Many people with diabetes live full, productive lives with little interruption to their work or personal lives. Others have a lot more trouble. The Social Security Administration recognizes that diabetes can, sometimes, be disabling.
Whether you have Type I or Type II diabetes or a mixed form of the disorder (like “brittle” diabetes), you can make a successful claim for disability benefits — but you need to explain exactly what problems your diabetes causes you.
For example, you may experience:
- Extreme blood sugar highs or lows that cause you to have an altered mental state or periods of confusion
- Extreme fatigue, weakness or fainting
- Irritability and mood swings related to your blood sugar levels
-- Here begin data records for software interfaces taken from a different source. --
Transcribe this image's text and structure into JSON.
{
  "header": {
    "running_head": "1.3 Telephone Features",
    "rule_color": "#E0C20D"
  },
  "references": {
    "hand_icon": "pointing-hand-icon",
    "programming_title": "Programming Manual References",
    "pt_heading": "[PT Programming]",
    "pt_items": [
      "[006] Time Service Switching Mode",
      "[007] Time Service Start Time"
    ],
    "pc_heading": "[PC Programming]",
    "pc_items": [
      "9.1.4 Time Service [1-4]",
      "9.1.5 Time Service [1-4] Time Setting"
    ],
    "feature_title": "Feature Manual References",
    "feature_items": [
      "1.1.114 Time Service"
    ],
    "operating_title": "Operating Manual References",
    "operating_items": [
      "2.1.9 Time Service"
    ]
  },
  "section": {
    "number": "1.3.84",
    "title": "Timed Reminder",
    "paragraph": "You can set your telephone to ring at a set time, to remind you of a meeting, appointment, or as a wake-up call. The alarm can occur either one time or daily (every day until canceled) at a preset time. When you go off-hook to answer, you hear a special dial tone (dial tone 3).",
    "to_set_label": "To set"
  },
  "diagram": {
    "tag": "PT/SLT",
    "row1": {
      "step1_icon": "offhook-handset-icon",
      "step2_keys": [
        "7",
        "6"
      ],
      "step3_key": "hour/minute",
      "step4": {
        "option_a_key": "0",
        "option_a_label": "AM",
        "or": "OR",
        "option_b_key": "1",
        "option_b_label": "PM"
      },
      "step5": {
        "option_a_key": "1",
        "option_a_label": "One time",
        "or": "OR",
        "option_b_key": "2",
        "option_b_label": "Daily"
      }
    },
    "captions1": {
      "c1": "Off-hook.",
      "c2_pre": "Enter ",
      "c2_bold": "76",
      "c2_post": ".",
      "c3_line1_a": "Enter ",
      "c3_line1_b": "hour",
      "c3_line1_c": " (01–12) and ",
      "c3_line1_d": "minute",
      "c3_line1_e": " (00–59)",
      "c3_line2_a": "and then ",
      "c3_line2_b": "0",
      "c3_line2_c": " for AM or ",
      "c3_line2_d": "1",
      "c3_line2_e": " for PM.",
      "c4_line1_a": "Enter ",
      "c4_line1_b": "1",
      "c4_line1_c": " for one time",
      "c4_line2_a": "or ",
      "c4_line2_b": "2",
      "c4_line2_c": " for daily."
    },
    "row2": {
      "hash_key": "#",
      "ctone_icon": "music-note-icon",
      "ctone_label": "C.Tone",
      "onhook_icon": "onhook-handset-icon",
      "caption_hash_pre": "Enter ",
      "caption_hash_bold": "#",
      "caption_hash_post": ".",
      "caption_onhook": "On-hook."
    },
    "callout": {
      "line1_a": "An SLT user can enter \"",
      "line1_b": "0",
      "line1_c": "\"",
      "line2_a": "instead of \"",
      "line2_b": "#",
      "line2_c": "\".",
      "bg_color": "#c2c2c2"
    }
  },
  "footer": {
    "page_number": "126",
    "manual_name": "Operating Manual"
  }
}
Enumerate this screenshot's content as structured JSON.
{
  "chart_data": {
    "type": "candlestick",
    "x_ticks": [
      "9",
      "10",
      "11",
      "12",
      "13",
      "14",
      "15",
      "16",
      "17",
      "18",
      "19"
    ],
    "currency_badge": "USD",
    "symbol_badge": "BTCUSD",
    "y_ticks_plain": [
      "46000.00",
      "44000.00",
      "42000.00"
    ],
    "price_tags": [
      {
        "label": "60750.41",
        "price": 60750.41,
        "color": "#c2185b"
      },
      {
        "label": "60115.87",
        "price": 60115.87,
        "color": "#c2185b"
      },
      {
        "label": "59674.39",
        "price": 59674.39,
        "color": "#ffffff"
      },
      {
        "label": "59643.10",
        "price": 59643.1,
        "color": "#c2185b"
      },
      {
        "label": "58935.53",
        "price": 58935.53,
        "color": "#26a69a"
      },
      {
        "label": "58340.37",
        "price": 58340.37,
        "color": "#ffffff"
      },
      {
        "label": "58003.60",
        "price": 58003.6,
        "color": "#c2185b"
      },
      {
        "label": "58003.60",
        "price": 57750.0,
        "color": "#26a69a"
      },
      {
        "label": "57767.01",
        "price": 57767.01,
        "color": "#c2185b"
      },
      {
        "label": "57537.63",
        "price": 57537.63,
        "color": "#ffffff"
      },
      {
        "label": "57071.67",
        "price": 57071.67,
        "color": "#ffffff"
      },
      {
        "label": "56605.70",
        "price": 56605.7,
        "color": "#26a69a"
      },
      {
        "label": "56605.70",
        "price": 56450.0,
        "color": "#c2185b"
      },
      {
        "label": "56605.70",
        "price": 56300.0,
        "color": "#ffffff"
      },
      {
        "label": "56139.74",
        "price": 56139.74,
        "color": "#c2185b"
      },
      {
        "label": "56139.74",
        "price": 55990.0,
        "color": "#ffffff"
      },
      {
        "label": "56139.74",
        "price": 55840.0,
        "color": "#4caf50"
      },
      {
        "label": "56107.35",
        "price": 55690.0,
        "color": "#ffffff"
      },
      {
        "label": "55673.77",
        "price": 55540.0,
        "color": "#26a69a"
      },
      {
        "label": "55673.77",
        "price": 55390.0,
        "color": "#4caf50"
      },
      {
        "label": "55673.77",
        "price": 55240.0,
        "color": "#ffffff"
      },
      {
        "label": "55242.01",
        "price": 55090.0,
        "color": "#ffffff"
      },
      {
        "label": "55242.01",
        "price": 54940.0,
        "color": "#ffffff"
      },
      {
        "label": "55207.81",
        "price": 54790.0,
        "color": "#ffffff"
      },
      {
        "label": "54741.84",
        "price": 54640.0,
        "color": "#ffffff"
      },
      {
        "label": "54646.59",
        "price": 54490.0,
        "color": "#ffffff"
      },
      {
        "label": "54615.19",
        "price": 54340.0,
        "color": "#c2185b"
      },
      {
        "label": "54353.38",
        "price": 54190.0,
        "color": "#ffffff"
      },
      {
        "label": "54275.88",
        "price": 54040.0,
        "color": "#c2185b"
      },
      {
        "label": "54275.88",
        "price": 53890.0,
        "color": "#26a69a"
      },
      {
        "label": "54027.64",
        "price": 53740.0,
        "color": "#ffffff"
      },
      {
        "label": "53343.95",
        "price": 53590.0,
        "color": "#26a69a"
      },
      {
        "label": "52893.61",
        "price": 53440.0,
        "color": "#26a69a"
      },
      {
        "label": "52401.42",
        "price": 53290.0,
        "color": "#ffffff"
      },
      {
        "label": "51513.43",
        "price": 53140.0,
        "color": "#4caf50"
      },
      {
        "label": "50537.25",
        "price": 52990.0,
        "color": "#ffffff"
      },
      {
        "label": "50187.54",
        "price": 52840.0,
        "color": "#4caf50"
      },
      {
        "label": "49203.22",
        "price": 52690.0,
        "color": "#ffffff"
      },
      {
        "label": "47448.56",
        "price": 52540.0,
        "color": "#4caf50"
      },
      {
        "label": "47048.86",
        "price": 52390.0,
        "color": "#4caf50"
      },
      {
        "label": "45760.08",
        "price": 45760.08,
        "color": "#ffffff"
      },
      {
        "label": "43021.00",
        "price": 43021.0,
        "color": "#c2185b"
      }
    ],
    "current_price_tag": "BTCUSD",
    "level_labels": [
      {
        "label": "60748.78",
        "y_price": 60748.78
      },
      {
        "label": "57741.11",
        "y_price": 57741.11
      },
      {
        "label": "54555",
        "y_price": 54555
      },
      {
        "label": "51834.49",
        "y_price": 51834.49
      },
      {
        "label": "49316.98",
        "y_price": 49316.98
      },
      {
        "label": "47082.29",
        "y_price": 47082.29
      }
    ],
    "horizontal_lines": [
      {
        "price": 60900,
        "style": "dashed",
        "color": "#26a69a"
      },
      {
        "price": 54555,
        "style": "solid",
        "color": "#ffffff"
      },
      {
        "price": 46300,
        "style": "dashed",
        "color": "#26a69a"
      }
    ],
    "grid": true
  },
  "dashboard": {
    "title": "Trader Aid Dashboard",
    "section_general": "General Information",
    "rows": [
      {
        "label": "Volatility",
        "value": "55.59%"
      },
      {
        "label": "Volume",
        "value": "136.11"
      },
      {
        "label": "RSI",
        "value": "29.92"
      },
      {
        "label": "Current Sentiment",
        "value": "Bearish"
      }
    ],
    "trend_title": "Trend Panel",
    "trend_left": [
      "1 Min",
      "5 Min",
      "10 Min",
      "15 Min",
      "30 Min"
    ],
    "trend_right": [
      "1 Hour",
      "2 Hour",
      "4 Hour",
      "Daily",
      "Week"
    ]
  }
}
- Blurred vision or even a permanent loss of your vision, especially if your diabetes is poorly controlled
- Frequent thirst, hunger and urination
- Decreased kidney functioning, leading to kidney failure
- Problems with bruises and poor healing of wounds, which can also lead to infections, gangrene and amputations
- Diabetic neuropathy, which is a burning, tingling or needling pain in your fingers, hands, toes or feet
- Difficulty walking due to nerve pain or swelling in your legs and feet
When you file for Social Security Disability benefits, you have to list off all of the symptoms that you have and explain how often they affect you and in what way that they limit you. It’s important to remember that not all diabetics have the same experiences, so you can’t just put down “diabetic” on the benefit application forms and expect that the claims examiner will understand the specifics of your case.
Getting approved for Social Security Disability benefits isn’t easy. If you’ve already been denied once, don’t take chances: Get experienced assistance with your claim.